Those last three are pretty well disproved by experience but still manage to worm their way into hiring practices.  The rest have factual and historical truth but can also apply to men.  The difference here is one of both degree and sophistication.  Is the position a job or a career?  If the latter and the applicant is the most qualified, the applicant must be queried about her dedication and availability as well as her likelihood of skedaddling due to her spouse’s employment.  If a job, with hopes of it becoming a career, the company should welcome the opportunity to mold her. 

   Female professionals such as an attorney, CPA or MD, face far less gender bias.  Their professional degrees bestow a mantle of accomplishment and trust.

   Female entrepreneurs, especially those in the manufacturing, computing, or engineering space, in my experience are treated pretty much the same as male business owners but, like all newbies, will be watched for some time before they are admitted to the club, whether it’s of pilots, manufacturers, staffers or contractors.  Once your name is established, gender is seldom an issue. 

   Will we stamp out gender?  No!  Will gender bias disappear?  Probably not, but successful distaff employees and entrepreneurs will soon be more and more common.  At that point, we won’t consider whether the founder of the company or the CEO is male or female, only that he or she is competent.

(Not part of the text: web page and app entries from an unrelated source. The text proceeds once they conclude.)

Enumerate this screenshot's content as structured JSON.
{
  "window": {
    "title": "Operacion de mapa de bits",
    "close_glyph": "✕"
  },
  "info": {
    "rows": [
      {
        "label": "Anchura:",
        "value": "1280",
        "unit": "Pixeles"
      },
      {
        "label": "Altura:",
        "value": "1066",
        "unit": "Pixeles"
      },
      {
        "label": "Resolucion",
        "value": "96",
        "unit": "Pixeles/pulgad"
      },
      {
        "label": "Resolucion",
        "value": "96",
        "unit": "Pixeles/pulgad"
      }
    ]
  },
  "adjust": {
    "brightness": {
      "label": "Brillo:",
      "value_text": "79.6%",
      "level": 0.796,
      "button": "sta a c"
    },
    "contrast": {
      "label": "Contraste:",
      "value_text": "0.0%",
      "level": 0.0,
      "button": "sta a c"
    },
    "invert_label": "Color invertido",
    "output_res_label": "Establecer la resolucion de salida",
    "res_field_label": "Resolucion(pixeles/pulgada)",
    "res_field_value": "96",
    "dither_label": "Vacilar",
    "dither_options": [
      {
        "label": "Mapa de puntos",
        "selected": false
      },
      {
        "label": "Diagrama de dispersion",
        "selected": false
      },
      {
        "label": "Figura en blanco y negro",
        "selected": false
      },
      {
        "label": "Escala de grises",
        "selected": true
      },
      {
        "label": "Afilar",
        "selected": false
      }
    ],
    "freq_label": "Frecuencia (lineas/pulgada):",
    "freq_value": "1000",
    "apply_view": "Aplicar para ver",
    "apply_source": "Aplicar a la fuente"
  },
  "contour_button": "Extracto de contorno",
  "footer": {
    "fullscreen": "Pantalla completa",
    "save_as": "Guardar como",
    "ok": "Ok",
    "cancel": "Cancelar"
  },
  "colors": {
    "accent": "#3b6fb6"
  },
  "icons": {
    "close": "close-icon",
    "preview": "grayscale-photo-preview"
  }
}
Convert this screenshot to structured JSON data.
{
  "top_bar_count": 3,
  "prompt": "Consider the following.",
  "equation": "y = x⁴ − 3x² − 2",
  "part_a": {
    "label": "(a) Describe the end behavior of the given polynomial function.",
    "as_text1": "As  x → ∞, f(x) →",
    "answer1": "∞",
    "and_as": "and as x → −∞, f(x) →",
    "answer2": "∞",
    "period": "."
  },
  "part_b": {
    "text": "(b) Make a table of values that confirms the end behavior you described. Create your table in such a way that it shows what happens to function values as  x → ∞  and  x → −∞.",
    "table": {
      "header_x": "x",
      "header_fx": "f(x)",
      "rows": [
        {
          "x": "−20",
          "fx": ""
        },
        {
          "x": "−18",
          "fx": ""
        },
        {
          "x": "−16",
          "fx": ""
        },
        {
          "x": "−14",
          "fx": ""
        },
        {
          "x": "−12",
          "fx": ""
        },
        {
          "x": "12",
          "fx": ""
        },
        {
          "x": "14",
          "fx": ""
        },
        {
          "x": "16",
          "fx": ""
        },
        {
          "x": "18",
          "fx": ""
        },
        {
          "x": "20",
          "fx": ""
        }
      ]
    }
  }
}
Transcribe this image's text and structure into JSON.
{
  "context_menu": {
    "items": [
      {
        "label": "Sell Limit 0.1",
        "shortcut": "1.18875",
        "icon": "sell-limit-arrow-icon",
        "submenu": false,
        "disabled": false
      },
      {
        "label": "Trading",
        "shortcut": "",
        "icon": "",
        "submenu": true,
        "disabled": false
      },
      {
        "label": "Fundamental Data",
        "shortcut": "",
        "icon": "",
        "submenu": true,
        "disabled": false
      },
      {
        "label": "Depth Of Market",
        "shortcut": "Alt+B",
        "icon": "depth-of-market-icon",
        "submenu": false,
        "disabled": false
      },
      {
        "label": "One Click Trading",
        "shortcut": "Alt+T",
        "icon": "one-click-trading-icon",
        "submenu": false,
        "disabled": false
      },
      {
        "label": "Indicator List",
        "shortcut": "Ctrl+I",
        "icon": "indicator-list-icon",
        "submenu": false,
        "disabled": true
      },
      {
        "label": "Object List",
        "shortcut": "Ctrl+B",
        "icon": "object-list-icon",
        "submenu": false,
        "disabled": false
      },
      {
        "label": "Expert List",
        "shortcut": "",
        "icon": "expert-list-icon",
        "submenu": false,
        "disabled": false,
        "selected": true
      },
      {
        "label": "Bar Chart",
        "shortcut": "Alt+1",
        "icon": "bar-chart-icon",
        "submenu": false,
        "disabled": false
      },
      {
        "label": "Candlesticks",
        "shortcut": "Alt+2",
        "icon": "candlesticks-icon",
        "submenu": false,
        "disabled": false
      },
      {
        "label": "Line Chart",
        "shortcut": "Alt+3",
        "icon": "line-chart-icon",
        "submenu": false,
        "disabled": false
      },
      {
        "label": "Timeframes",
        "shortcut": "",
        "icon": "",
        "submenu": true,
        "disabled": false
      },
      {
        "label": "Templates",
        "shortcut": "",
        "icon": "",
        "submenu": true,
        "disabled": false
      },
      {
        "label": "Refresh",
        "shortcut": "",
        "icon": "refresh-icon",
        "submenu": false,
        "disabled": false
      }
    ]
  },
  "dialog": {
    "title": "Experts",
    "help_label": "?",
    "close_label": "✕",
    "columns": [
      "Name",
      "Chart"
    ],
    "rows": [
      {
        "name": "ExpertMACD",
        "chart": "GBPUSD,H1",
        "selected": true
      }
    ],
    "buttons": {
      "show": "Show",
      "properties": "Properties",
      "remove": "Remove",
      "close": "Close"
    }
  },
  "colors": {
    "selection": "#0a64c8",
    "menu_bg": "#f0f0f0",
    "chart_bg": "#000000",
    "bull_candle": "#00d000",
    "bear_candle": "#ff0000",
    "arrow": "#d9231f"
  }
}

                                                                                                                                                                          A slightly altered version of this article was                                                                                                                                                                          published in the Morning Star Business Report